▶ Problem to solve
Where a line of the records holds the string "time", copy that line.

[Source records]

((

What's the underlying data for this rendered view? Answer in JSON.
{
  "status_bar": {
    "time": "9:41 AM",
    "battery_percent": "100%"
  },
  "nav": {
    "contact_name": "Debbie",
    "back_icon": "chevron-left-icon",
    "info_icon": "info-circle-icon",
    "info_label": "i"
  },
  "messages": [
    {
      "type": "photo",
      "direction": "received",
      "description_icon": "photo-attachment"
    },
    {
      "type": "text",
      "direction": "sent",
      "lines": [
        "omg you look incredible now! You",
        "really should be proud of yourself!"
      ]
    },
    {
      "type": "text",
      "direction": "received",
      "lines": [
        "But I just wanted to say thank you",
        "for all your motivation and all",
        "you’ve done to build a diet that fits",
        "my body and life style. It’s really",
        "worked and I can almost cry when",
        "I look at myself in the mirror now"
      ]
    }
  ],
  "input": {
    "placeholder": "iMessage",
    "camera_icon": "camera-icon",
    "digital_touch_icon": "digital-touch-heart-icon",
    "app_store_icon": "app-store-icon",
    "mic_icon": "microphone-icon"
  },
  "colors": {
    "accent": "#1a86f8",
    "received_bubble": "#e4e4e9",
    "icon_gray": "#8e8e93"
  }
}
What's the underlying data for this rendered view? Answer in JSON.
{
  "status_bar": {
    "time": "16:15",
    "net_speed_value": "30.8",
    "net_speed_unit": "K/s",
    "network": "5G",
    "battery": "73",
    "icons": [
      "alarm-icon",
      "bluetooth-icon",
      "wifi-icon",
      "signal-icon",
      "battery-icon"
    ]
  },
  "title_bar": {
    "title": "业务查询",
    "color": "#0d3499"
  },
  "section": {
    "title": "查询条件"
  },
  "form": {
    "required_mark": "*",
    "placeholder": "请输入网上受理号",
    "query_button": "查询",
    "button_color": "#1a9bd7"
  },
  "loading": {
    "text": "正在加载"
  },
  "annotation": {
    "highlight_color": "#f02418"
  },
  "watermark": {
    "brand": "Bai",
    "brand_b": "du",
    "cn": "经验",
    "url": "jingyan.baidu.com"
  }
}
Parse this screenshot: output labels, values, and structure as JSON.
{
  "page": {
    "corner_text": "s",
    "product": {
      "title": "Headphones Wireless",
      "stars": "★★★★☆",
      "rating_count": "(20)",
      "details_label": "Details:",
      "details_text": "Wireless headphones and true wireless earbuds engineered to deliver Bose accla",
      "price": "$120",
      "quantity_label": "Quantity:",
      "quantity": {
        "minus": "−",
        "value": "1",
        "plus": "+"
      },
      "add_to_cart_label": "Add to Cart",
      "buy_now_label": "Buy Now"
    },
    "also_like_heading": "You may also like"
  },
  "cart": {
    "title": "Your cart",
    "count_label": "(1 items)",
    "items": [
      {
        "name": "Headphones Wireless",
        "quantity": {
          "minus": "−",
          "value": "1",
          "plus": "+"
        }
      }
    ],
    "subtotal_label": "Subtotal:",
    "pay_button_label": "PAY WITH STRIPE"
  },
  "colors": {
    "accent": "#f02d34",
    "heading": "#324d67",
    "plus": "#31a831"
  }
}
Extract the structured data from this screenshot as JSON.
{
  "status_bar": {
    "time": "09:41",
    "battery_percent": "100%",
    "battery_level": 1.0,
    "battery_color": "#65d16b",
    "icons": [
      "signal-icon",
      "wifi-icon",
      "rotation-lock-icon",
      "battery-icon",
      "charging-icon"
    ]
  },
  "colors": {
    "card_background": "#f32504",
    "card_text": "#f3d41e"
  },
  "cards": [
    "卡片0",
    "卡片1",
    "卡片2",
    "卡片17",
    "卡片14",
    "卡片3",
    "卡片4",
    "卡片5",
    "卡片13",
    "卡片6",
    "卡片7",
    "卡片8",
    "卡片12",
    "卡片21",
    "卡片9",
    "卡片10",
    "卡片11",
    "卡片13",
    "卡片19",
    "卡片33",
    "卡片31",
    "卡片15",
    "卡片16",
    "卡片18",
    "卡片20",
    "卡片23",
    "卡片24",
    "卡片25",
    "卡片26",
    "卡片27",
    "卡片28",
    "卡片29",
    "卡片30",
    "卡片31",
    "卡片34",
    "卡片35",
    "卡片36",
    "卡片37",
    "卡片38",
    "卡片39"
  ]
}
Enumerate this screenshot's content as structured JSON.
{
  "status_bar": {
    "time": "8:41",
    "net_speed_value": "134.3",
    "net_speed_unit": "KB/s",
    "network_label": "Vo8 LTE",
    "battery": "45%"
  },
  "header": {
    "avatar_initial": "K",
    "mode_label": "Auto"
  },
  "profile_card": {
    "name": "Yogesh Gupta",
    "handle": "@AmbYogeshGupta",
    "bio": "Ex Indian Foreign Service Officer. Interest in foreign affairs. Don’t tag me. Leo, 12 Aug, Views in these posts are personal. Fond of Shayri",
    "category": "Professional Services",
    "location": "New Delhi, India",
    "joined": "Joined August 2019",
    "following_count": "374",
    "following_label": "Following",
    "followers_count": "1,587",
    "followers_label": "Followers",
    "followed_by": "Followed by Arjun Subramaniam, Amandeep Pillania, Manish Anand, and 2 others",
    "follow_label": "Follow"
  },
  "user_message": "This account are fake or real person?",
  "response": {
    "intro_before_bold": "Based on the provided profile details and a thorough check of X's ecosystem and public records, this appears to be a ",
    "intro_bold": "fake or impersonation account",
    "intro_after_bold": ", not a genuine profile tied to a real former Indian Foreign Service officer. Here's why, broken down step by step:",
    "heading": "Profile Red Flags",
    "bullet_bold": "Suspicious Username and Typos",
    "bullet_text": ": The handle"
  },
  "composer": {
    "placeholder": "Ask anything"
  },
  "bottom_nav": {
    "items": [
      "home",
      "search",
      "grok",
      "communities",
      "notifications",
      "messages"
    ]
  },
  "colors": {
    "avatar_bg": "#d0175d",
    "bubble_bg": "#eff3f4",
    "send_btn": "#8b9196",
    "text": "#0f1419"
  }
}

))

▶ Exercise result
    "time": "9:41 AM",
    "time": "16:15",
    "time": "09:41",
    "time": "8:41",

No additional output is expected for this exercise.